Task: For this exercise, restate the data below with no change at all.

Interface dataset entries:
* * *

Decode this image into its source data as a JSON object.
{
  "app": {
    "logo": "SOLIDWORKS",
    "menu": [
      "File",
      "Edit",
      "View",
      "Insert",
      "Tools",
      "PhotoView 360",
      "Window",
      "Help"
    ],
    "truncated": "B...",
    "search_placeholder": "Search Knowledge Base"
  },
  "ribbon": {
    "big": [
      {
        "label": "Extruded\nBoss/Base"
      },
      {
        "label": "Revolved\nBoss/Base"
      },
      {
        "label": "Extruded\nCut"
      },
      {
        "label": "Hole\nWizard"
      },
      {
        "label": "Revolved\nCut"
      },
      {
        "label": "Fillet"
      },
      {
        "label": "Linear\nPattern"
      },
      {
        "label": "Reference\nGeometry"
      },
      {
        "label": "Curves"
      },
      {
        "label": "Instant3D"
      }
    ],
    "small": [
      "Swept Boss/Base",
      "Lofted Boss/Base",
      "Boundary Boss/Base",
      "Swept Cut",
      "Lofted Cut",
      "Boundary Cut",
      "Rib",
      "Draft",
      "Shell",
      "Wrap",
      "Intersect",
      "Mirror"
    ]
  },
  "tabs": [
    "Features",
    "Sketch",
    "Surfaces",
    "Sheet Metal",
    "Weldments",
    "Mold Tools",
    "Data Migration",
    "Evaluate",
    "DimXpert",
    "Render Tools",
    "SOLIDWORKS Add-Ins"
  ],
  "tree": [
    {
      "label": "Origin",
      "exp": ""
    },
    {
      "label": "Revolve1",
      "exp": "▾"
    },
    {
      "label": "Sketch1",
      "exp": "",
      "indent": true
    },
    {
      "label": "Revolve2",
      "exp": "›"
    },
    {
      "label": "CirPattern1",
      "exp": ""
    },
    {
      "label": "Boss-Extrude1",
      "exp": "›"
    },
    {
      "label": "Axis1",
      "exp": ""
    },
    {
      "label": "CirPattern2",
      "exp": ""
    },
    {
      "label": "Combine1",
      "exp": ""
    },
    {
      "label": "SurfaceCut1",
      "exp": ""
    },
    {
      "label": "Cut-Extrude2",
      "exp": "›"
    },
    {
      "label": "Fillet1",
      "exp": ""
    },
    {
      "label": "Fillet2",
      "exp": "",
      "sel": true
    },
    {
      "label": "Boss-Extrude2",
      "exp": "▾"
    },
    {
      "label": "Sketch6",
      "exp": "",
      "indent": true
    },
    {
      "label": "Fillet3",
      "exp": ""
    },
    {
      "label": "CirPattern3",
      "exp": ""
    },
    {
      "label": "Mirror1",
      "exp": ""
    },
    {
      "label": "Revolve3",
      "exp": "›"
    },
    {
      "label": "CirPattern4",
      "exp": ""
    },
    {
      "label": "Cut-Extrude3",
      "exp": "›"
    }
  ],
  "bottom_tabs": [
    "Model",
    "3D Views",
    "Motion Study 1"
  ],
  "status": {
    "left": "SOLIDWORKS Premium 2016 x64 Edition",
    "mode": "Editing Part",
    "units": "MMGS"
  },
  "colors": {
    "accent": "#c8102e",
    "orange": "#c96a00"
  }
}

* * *

Solution:
Decode this image into its source data as a JSON object.
{
  "app": {
    "logo": "SOLIDWORKS",
    "menu": [
      "File",
      "Edit",
      "View",
      "Insert",
      "Tools",
      "PhotoView 360",
      "Window",
      "Help"
    ],
    "truncated": "B...",
    "search_placeholder": "Search Knowledge Base"
  },
  "ribbon": {
    "big": [
      {
        "label": "Extruded\nBoss/Base"
      },
      {
        "label": "Revolved\nBoss/Base"
      },
      {
        "label": "Extruded\nCut"
      },
      {
        "label": "Hole\nWizard"
      },
      {
        "label": "Revolved\nCut"
      },
      {
        "label": "Fillet"
      },
      {
        "label": "Linear\nPattern"
      },
      {
        "label": "Reference\nGeometry"
      },
      {
        "label": "Curves"
      },
      {
        "label": "Instant3D"
      }
    ],
    "small": [
      "Swept Boss/Base",
      "Lofted Boss/Base",
      "Boundary Boss/Base",
      "Swept Cut",
      "Lofted Cut",
      "Boundary Cut",
      "Rib",
      "Draft",
      "Shell",
      "Wrap",
      "Intersect",
      "Mirror"
    ]
  },
  "tabs": [
    "Features",
    "Sketch",
    "Surfaces",
    "Sheet Metal",
    "Weldments",
    "Mold Tools",
    "Data Migration",
    "Evaluate",
    "DimXpert",
    "Render Tools",
    "SOLIDWORKS Add-Ins"
  ],
  "tree": [
    {
      "label": "Origin",
      "exp": ""
    },
    {
      "label": "Revolve1",
      "exp": "▾"
    },
    {
      "label": "Sketch1",
      "exp": "",
      "indent": true
    },
    {
      "label": "Revolve2",
      "exp": "›"
    },
    {
      "label": "CirPattern1",
      "exp": ""
    },
    {
      "label": "Boss-Extrude1",
      "exp": "›"
    },
    {
      "label": "Axis1",
      "exp": ""
    },
    {
      "label": "CirPattern2",
      "exp": ""
    },
    {
      "label": "Combine1",
      "exp": ""
    },
    {
      "label": "SurfaceCut1",
      "exp": ""
    },
    {
      "label": "Cut-Extrude2",
      "exp": "›"
    },
    {
      "label": "Fillet1",
      "exp": ""
    },
    {
      "label": "Fillet2",
      "exp": "",
      "sel": true
    },
    {
      "label": "Boss-Extrude2",
      "exp": "▾"
    },
    {
      "label": "Sketch6",
      "exp": "",
      "indent": true
    },
    {
      "label": "Fillet3",
      "exp": ""
    },
    {
      "label": "CirPattern3",
      "exp": ""
    },
    {
      "label": "Mirror1",
      "exp": ""
    },
    {
      "label": "Revolve3",
      "exp": "›"
    },
    {
      "label": "CirPattern4",
      "exp": ""
    },
    {
      "label": "Cut-Extrude3",
      "exp": "›"
    }
  ],
  "bottom_tabs": [
    "Model",
    "3D Views",
    "Motion Study 1"
  ],
  "status": {
    "left": "SOLIDWORKS Premium 2016 x64 Edition",
    "mode": "Editing Part",
    "units": "MMGS"
  },
  "colors": {
    "accent": "#c8102e",
    "orange": "#c96a00"
  }
}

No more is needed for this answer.